Now You Can Gamble in Luxury Las Vegas Ultra Lounges
The latest Sin City nightlife trend features full-on gambling inside swanky, high-end swilleries.
Every generation gets the Las Vegas it deserves. In the 1960s and ‘70s, there was the mobbed-up and Rat-Packy Sin City. During the 1990s, it was all about theme casinos with family-friendly flourishes. More recently, Vegas has been overrun by big-box nightclubs and celebrity chef-driven eateries.
The mousetrap of the moment—designed, of course, to attract gamblers who’ll blow money by playing mathematically rigged games—is loaded with millennial bait in the form of attic speakeasies, retro-cool men’s clubs, and the tricked out rec-room of your dreams. These “gambling lounges”, according to nightlife host Jay Farber, are “cool spots bringing together everything that people come to Vegas for: partying, gaming, and socializing. No wonder they’re popular.”

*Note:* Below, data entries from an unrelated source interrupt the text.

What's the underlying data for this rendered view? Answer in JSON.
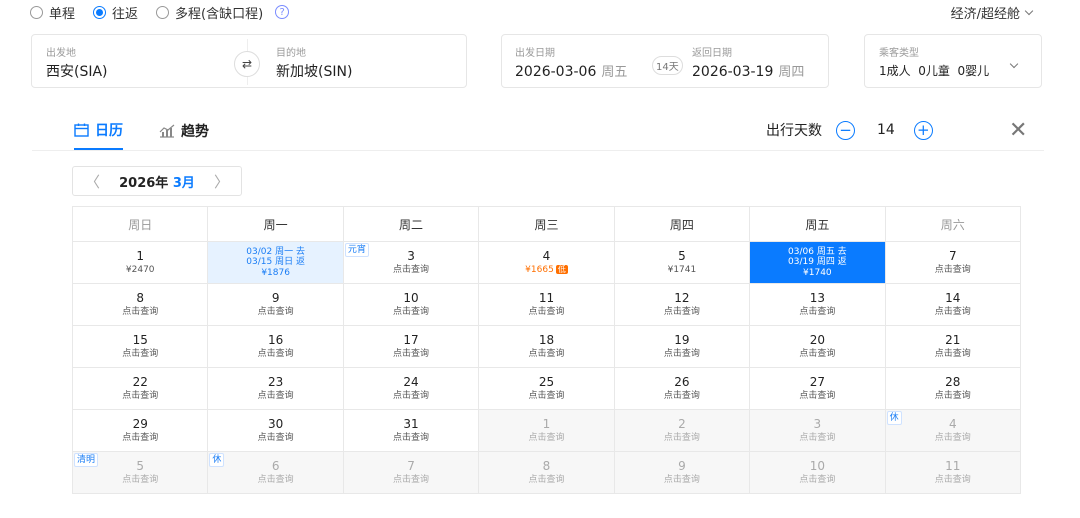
{
  "trip_types": [
    {
      "label": "单程",
      "selected": false
    },
    {
      "label": "往返",
      "selected": true
    },
    {
      "label": "多程(含缺口程)",
      "selected": false
    }
  ],
  "help_glyph": "?",
  "cabin": "经济/超经舱",
  "search": {
    "origin_label": "出发地",
    "origin_value": "西安(SIA)",
    "dest_label": "目的地",
    "dest_value": "新加坡(SIN)",
    "depart_label": "出发日期",
    "depart_date": "2026-03-06",
    "depart_weekday": "周五",
    "days_tag": "14天",
    "return_label": "返回日期",
    "return_date": "2026-03-19",
    "return_weekday": "周四",
    "pax_label": "乘客类型",
    "pax_value": "1成人  0儿童  0婴儿"
  },
  "tabs": [
    {
      "label": "日历",
      "active": true,
      "icon": "calendar-icon"
    },
    {
      "label": "趋势",
      "active": false,
      "icon": "trend-icon"
    }
  ],
  "trip_days": {
    "label": "出行天数",
    "value": "14",
    "minus": "−",
    "plus": "+"
  },
  "close_glyph": "✕",
  "month_nav": {
    "prev": "〈",
    "next": "〉",
    "year": "2026年",
    "month": "3月"
  },
  "weekdays": [
    "周日",
    "周一",
    "周二",
    "周三",
    "周四",
    "周五",
    "周六"
  ],
  "calendar": [
    {
      "day": "1",
      "sub": "¥2470"
    },
    {
      "type": "ret",
      "lines": [
        "03/02 周一 去",
        "03/15 周日 返",
        "¥1876"
      ]
    },
    {
      "day": "3",
      "sub": "点击查询",
      "tag": "元宵"
    },
    {
      "day": "4",
      "sub": "¥1665",
      "low": "低"
    },
    {
      "day": "5",
      "sub": "¥1741"
    },
    {
      "type": "dep",
      "lines": [
        "03/06 周五 去",
        "03/19 周四 返",
        "¥1740"
      ]
    },
    {
      "day": "7",
      "sub": "点击查询"
    },
    {
      "day": "8",
      "sub": "点击查询"
    },
    {
      "day": "9",
      "sub": "点击查询"
    },
    {
      "day": "10",
      "sub": "点击查询"
    },
    {
      "day": "11",
      "sub": "点击查询"
    },
    {
      "day": "12",
      "sub": "点击查询"
    },
    {
      "day": "13",
      "sub": "点击查询"
    },
    {
      "day": "14",
      "sub": "点击查询"
    },
    {
      "day": "15",
      "sub": "点击查询"
    },
    {
      "day": "16",
      "sub": "点击查询"
    },
    {
      "day": "17",
      "sub": "点击查询"
    },
    {
      "day": "18",
      "sub": "点击查询"
    },
    {
      "day": "19",
      "sub": "点击查询"
    },
    {
      "day": "20",
      "sub": "点击查询"
    },
    {
      "day": "21",
      "sub": "点击查询"
    },
    {
      "day": "22",
      "sub": "点击查询"
    },
    {
      "day": "23",
      "sub": "点击查询"
    },
    {
      "day": "24",
      "sub": "点击查询"
    },
    {
      "day": "25",
      "sub": "点击查询"
    },
    {
      "day": "26",
      "sub": "点击查询"
    },
    {
      "day": "27",
      "sub": "点击查询"
    },
    {
      "day": "28",
      "sub": "点击查询"
    },
    {
      "day": "29",
      "sub": "点击查询"
    },
    {
      "day": "30",
      "sub": "点击查询"
    },
    {
      "day": "31",
      "sub": "点击查询"
    },
    {
      "day": "1",
      "sub": "点击查询",
      "out": true
    },
    {
      "day": "2",
      "sub": "点击查询",
      "out": true
    },
    {
      "day": "3",
      "sub": "点击查询",
      "out": true
    },
    {
      "day": "4",
      "sub": "点击查询",
      "out": true,
      "tag": "休"
    },
    {
      "day": "5",
      "sub": "点击查询",
      "out": true,
      "tag": "清明"
    },
    {
      "day": "6",
      "sub": "点击查询",
      "out": true,
      "tag": "休"
    },
    {
      "day": "7",
      "sub": "点击查询",
      "out": true
    },
    {
      "day": "8",
      "sub": "点击查询",
      "out": true
    },
    {
      "day": "9",
      "sub": "点击查询",
      "out": true
    },
    {
      "day": "10",
      "sub": "点击查询",
      "out": true
    },
    {
      "day": "11",
      "sub": "点击查询",
      "out": true
    }
  ],
  "colors": {
    "accent": "#0a7bff",
    "low_price": "#ff6f00",
    "return_bg": "#e6f2ff"
  }
}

The originators of the new wave of chic gambling dens are the Vegas nightlife lords behind the nightclub/restaurant amalgamation Tao. Upstairs from their bustling Lavo eatery, situated in the Palazzo (which itself is attached to the Venetian on the Strip), the Tao guys launched Lavo Casino Club. It’s a posh joint that feels like a speakeasy with blackjack and craps for good measure.
The wallpaper is tastefully trippy, the clientele are well-dressed and well-heeled, and the gaming action is high-stakes. Tao Group managing partner Jason Strauss tells me that high-rollers from the Venetian recently came upstairs to gamble there and “lost dramatic sums of money.”

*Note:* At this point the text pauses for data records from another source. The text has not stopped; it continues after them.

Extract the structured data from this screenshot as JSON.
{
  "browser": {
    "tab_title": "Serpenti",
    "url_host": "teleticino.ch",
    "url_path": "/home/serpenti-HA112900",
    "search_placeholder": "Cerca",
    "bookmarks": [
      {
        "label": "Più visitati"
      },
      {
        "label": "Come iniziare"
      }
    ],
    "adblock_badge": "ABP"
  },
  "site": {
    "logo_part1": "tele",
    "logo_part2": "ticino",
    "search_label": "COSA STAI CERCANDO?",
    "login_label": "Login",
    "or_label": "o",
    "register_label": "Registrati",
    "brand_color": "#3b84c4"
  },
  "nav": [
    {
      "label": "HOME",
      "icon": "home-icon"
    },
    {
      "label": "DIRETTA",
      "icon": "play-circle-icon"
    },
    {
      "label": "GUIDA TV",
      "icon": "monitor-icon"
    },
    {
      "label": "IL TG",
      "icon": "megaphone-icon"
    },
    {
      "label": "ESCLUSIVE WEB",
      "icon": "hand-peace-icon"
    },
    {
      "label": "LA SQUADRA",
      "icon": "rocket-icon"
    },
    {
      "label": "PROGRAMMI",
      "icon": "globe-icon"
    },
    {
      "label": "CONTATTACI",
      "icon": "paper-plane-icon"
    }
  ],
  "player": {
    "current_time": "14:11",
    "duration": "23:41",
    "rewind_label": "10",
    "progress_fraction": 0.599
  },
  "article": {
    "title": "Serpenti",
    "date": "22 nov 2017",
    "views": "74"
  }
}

But they did it while sipping craft cocktails, loading up on bottle service, and indulging in Lavo’s Mediterranean cuisine. Hopefully that took the sting out of getting spanked at the tables. “We want to provide millennials with a home base,” says Strauss. “The idea is for them to have an intimate, controlled experience with reserved tables and DJs and quality glassware. It’s like you fell down a Las Vegas rabbit hole and found a chic ultralounge.”
Lavo Casino Club
Next door, at Steve Wynn’s Encore, nightclub kingpin and vice president of operations Sean Christie will soon put the Wynn spin on a similarly millennial-aimed concept. Dubbed Encore Player’s Club, and debuting December 19, Christie’s offering will come with multimedia-infused tables that allow patrons to play video backgammon and chess, cruise the internet, or watch TV (eventually you will be able to gamble on these devices as well—but not yet).
If that’s not enough to keep you entertained without ransacking your gambling budget at the room’s blackjack, craps, baccarat, and roulette tables, there is also table-top shuffle board and a pool table that last resided in Steve Wynn’s opulent Manhattan apartment. Detailed in mother-of-pearl, felted in French blue, and designed by Blatt Billiards, it is not the sort of thing you’d expect to see a bunch of twentysomething gamblers banging around balls on.
But, as Christie points out, “It’s not even the most expensive thing in the room.” When you get sick of shooting stick, you can always check out the 23 flatscreen TVs, which are perfect for viewing the night’s roster of games. “For some, it might feel like a sports bar,” says Christie. “But it will be the nicest sports bar in the world.”
The Whiskey Down
Lovers of fine brown spirits will find a suitable swillery at MGM Grand’s Whiskey Down. Done up to resemble a luxury men’s club meets Williamsburg watering hole, the place is awash in smoky leather and classy wood paneling; a menu of cigars are for sale but a team of beautiful cigarette girls can be dispatched to fetch more exotic smokes from the nearby Davidoff shop.
The space features the same multimedia tables that you’ll find at Encore, 10 TVs, and an insane 200-bottle whiskey selection augmented by blends that have been made exclusively for Whiskey Down. There are four blackjack tables and distilling superstars—like Jimmy Russell from Wild Turkey—swing by to host top-shelf tastings. “We just got our Pappy Van Winkle allocation,” says Zoey D’Arienzo, MGM’s director of beverages. “It’s high demand, limited quantity, and going fast.”
As cool as it all sounds, though, does the gambling lounge have legs? Jay Farber thinks so: “You put everything in one place, make it fun, and customers will come.” Plus it’s good for the operators. “When people hang out and drink, their pockets tend to loosen up for gambling. And then, if they win, they can stick around and spend their profits on bottles of Champagne in order to keep their girls happy.”